"The new normal"

In a recent McKinsey Global Survey, 87% of executives said they were experiencing skill gaps in the workforce or expected them within a few years. 10 But less than half of respondents had a clear sense of how to address the problem. The coronavirus pandemic has made this question more urgent. Workers across industries must figure out how they can adapt to rapidly changing conditions, and companies have to learn how to match those workers to new roles and activities.

The unprecedented speed and scope of the COVID-19 pandemic is forcing health care organizations to address many unexpected and critical challenges at the same time. As quickly as issues emerge, executives and their teams must find ways to address them— whether it be removing barriers in the supply chain, scaling technology to support patients and support virtual workers in innovative ways, or complying with new government mandates along with waiver and relief policies. 11

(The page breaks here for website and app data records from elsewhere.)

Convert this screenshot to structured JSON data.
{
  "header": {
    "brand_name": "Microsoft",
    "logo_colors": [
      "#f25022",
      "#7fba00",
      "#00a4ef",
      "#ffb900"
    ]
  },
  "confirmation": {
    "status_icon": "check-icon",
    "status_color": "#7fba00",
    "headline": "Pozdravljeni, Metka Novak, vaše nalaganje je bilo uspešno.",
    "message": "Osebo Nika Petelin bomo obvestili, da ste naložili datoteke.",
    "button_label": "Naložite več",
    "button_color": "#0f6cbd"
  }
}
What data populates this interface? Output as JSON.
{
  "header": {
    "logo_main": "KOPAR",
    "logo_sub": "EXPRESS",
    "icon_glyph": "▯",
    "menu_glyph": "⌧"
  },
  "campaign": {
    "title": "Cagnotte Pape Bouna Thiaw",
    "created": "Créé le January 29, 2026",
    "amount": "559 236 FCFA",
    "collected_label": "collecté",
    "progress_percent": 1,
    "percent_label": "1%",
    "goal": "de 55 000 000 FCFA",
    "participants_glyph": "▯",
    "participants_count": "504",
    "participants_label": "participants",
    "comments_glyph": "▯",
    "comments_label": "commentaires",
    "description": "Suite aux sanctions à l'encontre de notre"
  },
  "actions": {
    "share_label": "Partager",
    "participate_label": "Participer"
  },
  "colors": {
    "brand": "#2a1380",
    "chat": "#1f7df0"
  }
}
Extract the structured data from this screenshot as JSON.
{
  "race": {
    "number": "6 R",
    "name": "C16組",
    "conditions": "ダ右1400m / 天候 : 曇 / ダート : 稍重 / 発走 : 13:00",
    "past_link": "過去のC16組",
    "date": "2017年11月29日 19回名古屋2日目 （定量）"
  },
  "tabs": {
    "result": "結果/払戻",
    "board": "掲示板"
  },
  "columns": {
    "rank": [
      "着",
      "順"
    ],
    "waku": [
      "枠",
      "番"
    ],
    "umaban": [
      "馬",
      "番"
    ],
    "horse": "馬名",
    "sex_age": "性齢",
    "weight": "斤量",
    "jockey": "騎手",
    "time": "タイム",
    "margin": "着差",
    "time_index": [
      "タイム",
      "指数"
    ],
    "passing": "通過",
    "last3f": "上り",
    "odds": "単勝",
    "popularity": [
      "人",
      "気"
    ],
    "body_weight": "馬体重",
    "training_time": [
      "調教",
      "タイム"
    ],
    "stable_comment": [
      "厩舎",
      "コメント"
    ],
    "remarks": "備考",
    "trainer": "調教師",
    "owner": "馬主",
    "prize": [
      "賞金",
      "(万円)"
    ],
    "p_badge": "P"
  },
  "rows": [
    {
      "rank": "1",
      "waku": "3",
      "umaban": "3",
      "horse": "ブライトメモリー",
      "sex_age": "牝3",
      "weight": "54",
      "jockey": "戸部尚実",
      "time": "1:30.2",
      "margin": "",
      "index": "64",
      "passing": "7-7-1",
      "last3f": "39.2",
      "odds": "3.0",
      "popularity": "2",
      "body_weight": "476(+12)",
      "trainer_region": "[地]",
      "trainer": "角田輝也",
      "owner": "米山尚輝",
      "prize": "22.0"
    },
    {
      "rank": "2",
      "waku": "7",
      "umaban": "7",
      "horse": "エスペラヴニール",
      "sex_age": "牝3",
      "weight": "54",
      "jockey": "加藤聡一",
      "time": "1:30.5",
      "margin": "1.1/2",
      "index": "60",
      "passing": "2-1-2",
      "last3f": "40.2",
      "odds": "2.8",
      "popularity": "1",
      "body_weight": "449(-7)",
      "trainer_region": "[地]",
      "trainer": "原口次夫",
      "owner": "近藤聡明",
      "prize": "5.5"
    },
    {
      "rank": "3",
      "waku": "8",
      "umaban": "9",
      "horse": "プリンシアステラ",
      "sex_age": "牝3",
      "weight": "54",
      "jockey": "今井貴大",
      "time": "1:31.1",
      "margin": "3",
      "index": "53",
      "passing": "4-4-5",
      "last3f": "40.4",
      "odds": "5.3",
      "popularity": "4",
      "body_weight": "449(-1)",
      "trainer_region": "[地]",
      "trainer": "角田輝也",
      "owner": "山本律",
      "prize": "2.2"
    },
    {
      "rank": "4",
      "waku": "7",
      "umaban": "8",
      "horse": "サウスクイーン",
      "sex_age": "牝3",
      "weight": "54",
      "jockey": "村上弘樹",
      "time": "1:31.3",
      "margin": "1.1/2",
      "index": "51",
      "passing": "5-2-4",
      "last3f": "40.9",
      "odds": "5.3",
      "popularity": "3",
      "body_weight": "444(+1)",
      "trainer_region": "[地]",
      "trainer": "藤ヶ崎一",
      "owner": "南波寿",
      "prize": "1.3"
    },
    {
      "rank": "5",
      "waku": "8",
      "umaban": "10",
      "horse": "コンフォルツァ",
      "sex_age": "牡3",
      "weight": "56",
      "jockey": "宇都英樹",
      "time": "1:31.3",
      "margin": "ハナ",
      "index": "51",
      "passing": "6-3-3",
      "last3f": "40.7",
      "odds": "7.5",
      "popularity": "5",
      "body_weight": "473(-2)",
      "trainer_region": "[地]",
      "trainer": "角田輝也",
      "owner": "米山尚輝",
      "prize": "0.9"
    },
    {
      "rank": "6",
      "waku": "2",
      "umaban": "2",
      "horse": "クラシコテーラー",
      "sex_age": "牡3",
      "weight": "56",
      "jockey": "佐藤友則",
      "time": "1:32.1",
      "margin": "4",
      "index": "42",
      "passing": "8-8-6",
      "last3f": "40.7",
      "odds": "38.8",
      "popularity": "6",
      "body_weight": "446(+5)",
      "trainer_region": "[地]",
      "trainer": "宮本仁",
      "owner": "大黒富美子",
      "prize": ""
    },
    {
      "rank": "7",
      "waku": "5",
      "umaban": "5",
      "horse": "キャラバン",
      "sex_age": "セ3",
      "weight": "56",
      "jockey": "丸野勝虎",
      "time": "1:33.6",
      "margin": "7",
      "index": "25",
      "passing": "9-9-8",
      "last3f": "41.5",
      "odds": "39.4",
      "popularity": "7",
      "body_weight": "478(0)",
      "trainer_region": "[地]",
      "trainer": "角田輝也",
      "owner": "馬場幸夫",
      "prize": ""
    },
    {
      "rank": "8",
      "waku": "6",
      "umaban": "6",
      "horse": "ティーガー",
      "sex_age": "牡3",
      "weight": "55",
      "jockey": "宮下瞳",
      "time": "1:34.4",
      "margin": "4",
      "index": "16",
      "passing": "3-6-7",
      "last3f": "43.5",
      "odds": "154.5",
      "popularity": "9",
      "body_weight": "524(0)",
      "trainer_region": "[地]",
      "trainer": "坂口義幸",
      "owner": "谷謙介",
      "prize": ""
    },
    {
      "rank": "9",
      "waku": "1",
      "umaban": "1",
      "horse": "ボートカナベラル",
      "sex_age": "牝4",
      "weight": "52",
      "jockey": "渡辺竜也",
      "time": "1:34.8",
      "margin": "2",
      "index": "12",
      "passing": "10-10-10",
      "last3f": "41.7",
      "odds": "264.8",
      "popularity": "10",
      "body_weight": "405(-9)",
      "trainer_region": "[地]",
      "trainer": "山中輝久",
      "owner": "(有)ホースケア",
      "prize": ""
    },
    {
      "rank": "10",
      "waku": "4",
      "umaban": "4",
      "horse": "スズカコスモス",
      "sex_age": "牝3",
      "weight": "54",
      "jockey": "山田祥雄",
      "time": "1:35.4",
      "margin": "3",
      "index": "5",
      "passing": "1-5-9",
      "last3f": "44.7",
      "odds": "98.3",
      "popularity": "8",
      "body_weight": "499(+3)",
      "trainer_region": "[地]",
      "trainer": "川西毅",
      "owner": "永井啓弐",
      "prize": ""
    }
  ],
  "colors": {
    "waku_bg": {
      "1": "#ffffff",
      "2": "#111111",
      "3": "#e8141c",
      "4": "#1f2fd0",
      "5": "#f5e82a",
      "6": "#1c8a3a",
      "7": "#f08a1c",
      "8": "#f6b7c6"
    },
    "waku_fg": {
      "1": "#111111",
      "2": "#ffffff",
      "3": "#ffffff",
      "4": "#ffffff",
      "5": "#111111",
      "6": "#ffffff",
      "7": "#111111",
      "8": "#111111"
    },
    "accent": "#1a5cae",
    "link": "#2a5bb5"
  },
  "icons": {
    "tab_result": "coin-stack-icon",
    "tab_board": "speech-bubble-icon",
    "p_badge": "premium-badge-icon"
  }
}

As explained in the previous article, medical education – while not new - is an increasingly important trend and represents an annual investment of more than two billion dollars in the USA. The cost-benefit ratio reveals that in addition to improving personal satisfaction at work and the technical skills of professionals, training programs also contribute to efficient management of available resources and high levels of staff retention.


  1. Nursing Solutions | 2017 NSI National Health Care Retention & RN Staffing Report | [internet] available at
  2. Merritt Hawkins Physician Foundation | AMERICA’S PHYSICIANS Practice Patterns & Perspectives | [internet] available at
  3. Nursing Solutions | 2021 NSI National Health Care Retention & RN Staffing Report | [internet] available at
  4. Keck School of Medicine | A Closer Look at the Public Health Workforce Shortage | [internet] available at
  5. Deloitte | Millennial Survey 2018 | [internet] available at
  6. World Economic Forum | The Future of Jobs Report 2018 | [internet] available at
  7. Deloitte | From careers to experiences: new pathways - 2018 Global Human Capital Trends | [internet] available at
  8. PWC | A new treatment?: Healthcare findings from the 20th Annual Global CEO Survey | [internet] available at
  9. McKinsey & Company | To emerge stronger from the COVID-19 crisis, companies should start reskilling their workforces now | [internet] available at
  10. Deloitte | COVID-19 recovery for the health care ecosystem - Gearing up for the next normal | [internet] available at
Matilde Ferreira

Matilde Ferreira

Content Strategy & Communication Manager

Graduated in Communication Sciences, early on fell in love with storytelling. Started off as a journalist and then pivoted to the public relations world, she was always driven to craft relevant stories and bring them to the stage.

Get the latest on UpHill resources.